REQUIRED ACTION:
Go through the records below and show every line with the string "placeholder".

[App and web page records]
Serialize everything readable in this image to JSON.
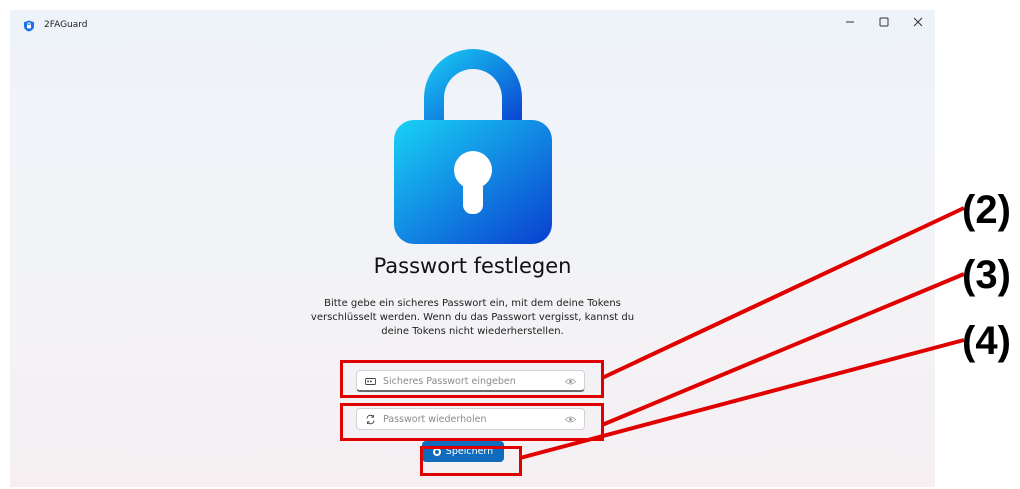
{
  "window": {
    "title": "2FAGuard",
    "controls": [
      "minimize-icon",
      "maximize-icon",
      "close-icon"
    ]
  },
  "main": {
    "icon": "lock-icon",
    "heading": "Passwort festlegen",
    "description": "Bitte gebe ein sicheres Passwort ein, mit dem deine Tokens verschlüsselt werden. Wenn du das Passwort vergisst, kannst du deine Tokens nicht wiederherstellen.",
    "password_field": {
      "placeholder": "Sicheres Passwort eingeben",
      "value": "",
      "icon": "password-icon"
    },
    "repeat_field": {
      "placeholder": "Passwort wiederholen",
      "value": "",
      "icon": "repeat-icon"
    },
    "save_label": "Speichern"
  },
  "annotations": {
    "label_2": "(2)",
    "label_3": "(3)",
    "label_4": "(4)",
    "color": "#e00000"
  },
  "colors": {
    "accent": "#0f6cbd",
    "lock_gradient_start": "#19d2f5",
    "lock_gradient_end": "#0a3fd0"
  }
}
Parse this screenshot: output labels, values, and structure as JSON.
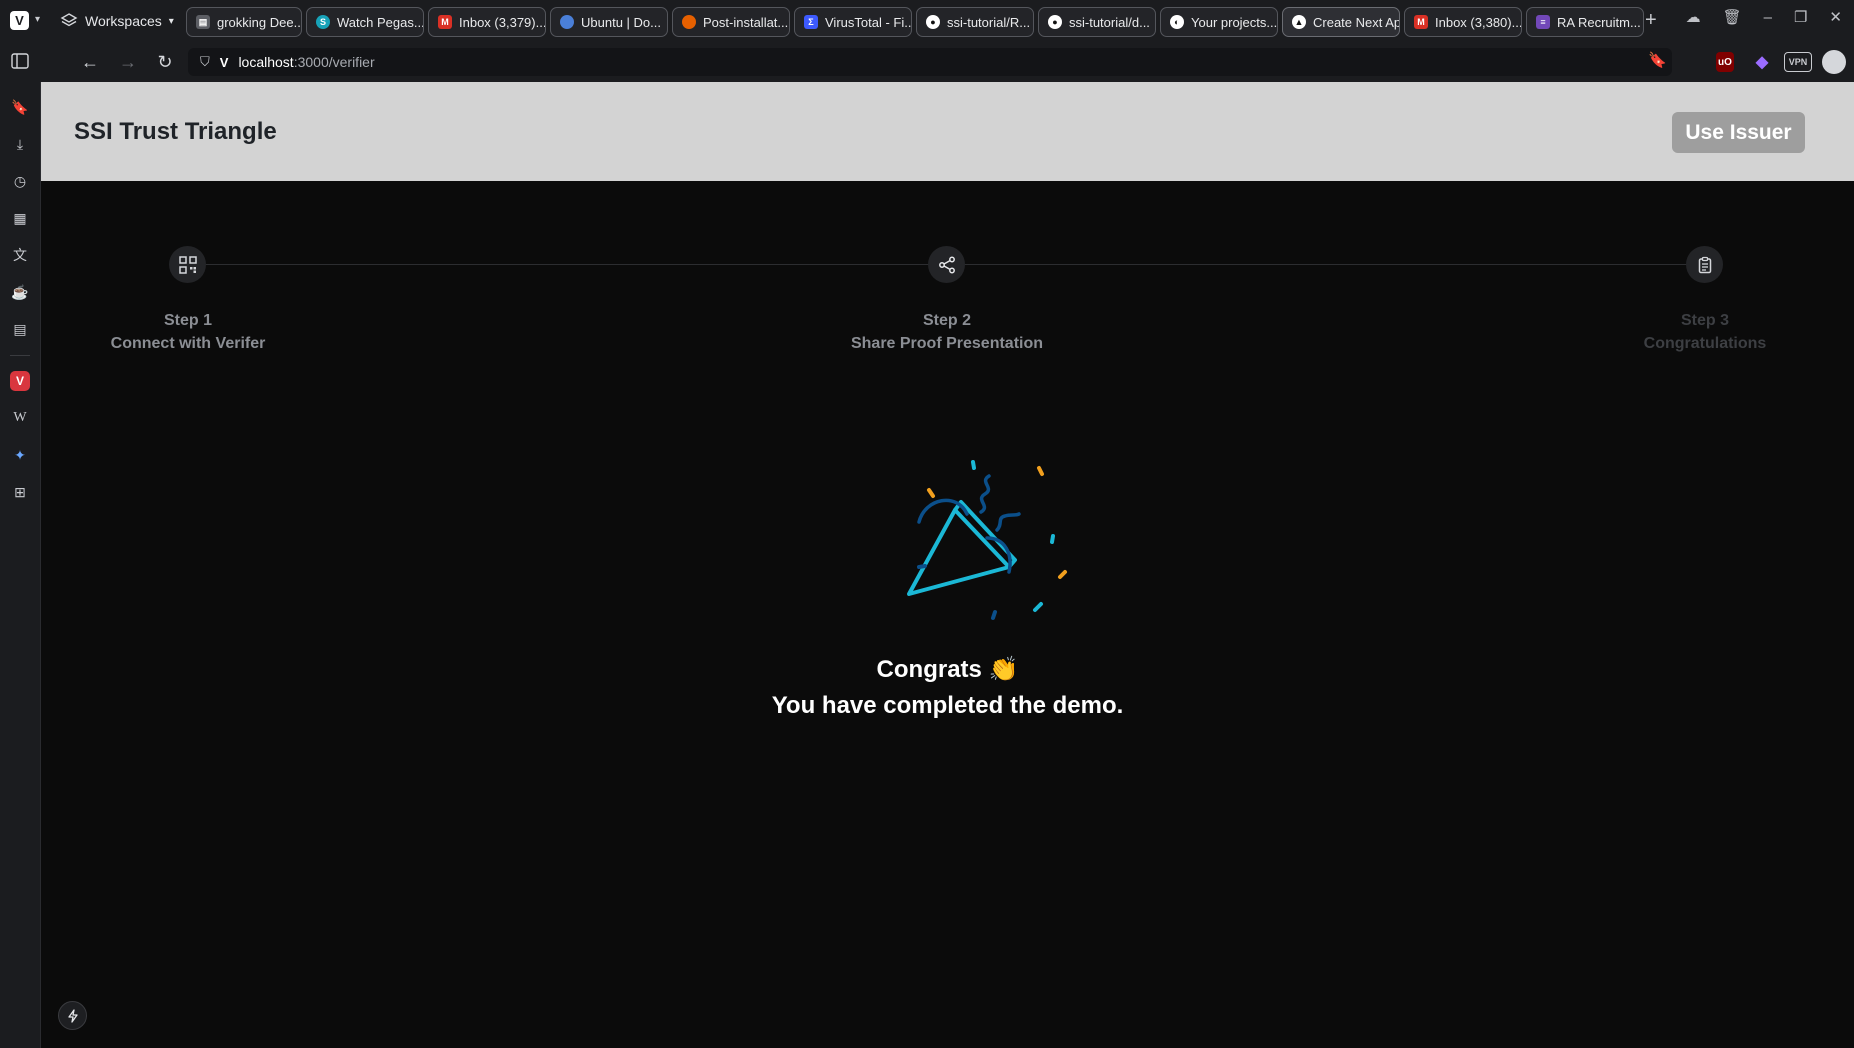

EXERCISE OUTPUT:
      "placeholder": "Sicheres Passwort eingeben",
      "placeholder": "Passwort wiederholen",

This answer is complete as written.